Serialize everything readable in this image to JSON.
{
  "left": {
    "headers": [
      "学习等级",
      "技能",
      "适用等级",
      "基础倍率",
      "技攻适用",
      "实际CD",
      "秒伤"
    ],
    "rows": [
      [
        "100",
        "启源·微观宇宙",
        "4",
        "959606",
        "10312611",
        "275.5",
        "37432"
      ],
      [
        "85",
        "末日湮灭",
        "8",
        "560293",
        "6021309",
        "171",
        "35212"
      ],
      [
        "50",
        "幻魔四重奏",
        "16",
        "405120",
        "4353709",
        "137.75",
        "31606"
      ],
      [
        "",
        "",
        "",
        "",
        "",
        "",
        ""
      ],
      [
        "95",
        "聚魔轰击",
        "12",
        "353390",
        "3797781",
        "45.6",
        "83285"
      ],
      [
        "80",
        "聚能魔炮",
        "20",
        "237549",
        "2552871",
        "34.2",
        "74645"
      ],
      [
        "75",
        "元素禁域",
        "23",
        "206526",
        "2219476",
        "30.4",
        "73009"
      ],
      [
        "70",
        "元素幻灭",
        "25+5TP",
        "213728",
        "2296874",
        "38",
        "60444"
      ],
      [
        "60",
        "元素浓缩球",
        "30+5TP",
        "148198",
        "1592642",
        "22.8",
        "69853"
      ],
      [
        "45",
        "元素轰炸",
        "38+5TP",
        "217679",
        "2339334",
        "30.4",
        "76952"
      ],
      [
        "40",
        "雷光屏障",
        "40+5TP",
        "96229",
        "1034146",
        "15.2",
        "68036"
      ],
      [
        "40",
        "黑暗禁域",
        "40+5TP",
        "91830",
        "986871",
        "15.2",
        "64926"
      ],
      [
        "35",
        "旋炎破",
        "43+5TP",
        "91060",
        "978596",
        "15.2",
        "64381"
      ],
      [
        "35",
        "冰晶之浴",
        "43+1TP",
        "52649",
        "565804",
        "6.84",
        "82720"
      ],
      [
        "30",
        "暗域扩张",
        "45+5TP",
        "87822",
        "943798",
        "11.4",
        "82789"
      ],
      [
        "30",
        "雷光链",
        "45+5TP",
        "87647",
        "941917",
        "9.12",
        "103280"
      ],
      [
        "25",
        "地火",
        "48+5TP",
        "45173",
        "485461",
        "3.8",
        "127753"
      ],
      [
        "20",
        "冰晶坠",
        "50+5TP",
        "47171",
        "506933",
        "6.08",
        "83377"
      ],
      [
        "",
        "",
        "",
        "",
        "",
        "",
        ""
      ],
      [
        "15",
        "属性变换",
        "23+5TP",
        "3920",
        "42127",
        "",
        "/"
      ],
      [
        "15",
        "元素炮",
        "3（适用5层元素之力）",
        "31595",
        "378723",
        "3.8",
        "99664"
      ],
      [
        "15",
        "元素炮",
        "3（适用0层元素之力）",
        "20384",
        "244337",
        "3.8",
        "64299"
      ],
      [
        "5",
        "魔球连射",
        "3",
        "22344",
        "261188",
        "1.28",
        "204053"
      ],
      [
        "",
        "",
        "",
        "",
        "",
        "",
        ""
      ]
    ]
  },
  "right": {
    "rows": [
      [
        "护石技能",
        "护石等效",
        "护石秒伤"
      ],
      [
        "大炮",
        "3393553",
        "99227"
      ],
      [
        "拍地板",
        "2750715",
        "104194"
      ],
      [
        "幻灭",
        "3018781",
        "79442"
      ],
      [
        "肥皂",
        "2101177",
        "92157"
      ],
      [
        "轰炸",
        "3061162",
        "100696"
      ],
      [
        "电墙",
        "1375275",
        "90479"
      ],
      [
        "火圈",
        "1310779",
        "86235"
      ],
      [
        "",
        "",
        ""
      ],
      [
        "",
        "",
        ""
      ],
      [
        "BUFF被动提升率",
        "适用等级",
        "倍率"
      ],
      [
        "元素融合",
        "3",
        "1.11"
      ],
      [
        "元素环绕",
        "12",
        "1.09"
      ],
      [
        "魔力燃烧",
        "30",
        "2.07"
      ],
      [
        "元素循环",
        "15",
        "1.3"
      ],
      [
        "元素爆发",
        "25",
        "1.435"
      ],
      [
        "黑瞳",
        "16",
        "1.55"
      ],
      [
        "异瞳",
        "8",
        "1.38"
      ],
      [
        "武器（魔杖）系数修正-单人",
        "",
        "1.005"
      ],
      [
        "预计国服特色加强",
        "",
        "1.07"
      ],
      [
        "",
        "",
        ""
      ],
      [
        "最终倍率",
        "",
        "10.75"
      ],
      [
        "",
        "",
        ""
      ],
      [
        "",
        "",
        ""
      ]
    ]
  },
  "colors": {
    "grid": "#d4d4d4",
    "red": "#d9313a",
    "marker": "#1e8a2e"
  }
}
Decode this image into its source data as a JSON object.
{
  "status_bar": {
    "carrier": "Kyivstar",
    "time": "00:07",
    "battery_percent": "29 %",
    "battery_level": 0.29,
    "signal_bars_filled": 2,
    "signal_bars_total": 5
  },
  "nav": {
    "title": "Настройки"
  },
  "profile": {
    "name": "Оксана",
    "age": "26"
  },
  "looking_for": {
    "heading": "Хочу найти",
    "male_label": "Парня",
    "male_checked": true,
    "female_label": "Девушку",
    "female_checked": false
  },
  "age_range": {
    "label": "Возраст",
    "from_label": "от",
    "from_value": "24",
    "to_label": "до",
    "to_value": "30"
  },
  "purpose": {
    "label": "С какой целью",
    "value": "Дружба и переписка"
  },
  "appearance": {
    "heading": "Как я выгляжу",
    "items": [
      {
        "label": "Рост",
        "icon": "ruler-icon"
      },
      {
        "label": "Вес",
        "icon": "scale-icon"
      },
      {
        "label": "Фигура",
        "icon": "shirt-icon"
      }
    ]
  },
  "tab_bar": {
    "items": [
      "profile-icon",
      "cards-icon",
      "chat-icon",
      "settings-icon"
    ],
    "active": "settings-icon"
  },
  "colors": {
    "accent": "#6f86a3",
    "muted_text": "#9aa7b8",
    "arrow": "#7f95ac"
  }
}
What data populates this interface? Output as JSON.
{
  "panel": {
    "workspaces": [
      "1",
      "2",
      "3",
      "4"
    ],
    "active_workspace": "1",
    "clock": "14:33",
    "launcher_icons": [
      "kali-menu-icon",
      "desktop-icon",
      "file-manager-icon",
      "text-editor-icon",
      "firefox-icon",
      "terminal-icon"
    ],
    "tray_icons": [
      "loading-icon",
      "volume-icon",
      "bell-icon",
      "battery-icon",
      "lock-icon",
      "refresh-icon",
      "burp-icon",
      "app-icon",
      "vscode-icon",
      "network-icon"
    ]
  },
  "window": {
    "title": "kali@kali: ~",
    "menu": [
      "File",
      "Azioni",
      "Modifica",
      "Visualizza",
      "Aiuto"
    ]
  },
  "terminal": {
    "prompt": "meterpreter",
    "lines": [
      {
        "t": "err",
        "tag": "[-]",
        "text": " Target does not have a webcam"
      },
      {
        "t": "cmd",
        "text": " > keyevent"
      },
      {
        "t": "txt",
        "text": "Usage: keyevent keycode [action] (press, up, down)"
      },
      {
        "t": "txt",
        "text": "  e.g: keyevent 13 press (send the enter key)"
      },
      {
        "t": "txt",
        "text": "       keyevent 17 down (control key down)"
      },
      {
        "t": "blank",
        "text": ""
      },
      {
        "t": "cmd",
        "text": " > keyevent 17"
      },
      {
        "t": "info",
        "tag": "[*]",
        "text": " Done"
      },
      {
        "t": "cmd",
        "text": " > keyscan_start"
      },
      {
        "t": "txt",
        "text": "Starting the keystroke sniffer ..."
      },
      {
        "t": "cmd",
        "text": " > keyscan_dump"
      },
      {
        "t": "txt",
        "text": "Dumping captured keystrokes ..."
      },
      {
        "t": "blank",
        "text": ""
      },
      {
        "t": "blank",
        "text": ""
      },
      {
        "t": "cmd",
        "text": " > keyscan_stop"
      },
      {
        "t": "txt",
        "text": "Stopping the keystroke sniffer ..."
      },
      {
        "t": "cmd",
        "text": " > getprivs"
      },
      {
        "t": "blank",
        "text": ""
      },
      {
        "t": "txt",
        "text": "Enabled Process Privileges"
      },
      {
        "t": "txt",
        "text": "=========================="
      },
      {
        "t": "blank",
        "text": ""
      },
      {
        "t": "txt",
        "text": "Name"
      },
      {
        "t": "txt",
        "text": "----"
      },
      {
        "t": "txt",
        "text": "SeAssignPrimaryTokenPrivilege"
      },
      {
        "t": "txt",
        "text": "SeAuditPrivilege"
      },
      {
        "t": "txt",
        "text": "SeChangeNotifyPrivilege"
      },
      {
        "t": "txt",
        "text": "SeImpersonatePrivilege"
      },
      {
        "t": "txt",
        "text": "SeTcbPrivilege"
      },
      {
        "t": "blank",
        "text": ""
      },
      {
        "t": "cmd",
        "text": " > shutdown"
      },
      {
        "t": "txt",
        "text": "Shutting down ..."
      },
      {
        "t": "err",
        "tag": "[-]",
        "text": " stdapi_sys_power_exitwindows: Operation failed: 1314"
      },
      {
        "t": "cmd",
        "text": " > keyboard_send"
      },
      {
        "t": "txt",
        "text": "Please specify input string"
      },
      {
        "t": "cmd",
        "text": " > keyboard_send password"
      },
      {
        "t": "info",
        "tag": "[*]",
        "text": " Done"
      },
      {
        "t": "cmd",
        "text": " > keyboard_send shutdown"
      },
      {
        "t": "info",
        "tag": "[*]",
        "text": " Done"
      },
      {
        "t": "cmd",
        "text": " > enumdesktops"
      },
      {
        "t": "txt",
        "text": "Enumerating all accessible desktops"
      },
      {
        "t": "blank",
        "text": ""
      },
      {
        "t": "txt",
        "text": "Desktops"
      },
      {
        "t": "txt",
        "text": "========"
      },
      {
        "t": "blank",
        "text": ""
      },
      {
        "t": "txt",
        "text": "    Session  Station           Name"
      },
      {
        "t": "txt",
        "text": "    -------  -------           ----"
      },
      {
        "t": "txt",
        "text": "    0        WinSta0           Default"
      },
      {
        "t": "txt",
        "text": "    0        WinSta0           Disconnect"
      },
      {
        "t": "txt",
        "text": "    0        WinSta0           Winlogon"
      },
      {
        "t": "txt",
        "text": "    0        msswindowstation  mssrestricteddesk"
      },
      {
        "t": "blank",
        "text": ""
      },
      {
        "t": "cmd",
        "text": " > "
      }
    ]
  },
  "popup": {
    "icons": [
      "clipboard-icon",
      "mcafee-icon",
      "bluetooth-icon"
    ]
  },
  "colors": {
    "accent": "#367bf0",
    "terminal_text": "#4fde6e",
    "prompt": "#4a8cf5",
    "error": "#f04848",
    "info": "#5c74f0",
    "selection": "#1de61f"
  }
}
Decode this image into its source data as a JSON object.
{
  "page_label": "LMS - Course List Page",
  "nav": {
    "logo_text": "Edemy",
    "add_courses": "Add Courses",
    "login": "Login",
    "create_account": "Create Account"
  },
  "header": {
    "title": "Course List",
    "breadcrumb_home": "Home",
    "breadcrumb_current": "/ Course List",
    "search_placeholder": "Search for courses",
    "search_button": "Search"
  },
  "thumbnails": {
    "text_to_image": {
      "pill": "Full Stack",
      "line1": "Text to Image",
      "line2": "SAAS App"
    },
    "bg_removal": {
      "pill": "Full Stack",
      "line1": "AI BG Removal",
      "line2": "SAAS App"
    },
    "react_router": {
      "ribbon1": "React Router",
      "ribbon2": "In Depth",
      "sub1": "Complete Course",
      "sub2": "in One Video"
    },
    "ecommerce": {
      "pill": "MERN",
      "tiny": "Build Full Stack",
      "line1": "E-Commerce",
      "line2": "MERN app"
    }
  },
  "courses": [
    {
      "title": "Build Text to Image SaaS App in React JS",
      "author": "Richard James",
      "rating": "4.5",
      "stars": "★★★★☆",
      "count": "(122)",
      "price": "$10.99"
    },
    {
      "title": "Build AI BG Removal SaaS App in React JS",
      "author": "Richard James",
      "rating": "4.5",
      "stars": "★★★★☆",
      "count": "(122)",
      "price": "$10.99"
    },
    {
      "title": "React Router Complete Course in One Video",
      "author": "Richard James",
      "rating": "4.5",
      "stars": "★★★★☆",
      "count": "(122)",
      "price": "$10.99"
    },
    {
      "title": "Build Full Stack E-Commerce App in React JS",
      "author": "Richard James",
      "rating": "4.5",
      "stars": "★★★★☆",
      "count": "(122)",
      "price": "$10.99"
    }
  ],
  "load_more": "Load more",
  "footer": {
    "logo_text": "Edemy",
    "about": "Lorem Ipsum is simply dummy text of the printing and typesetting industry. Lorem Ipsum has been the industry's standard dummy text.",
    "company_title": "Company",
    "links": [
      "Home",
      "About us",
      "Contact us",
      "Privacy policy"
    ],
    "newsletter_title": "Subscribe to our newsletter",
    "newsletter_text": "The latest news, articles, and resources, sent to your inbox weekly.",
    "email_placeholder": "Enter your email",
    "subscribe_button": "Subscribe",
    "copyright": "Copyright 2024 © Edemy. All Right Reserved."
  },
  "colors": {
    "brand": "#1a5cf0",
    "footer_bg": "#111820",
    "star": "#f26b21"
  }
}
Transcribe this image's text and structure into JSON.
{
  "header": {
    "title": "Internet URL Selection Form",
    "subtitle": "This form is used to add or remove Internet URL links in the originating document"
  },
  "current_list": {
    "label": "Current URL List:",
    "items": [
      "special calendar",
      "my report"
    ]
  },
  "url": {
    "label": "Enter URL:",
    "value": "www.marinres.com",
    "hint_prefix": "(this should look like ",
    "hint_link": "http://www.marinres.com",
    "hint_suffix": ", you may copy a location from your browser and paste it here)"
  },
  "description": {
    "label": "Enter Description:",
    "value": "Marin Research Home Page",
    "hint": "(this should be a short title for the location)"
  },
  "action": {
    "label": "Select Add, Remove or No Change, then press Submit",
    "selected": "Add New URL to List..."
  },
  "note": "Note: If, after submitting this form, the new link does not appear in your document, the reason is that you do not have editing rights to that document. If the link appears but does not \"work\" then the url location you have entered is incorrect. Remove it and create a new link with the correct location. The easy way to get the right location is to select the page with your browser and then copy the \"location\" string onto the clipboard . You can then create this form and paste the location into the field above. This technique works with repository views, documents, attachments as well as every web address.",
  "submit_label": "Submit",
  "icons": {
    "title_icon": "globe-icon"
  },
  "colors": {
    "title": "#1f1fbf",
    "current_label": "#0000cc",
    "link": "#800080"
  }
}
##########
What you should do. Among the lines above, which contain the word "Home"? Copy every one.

Output below.
    "breadcrumb_home": "Home",
      "Home",
    "value": "Marin Research Home Page",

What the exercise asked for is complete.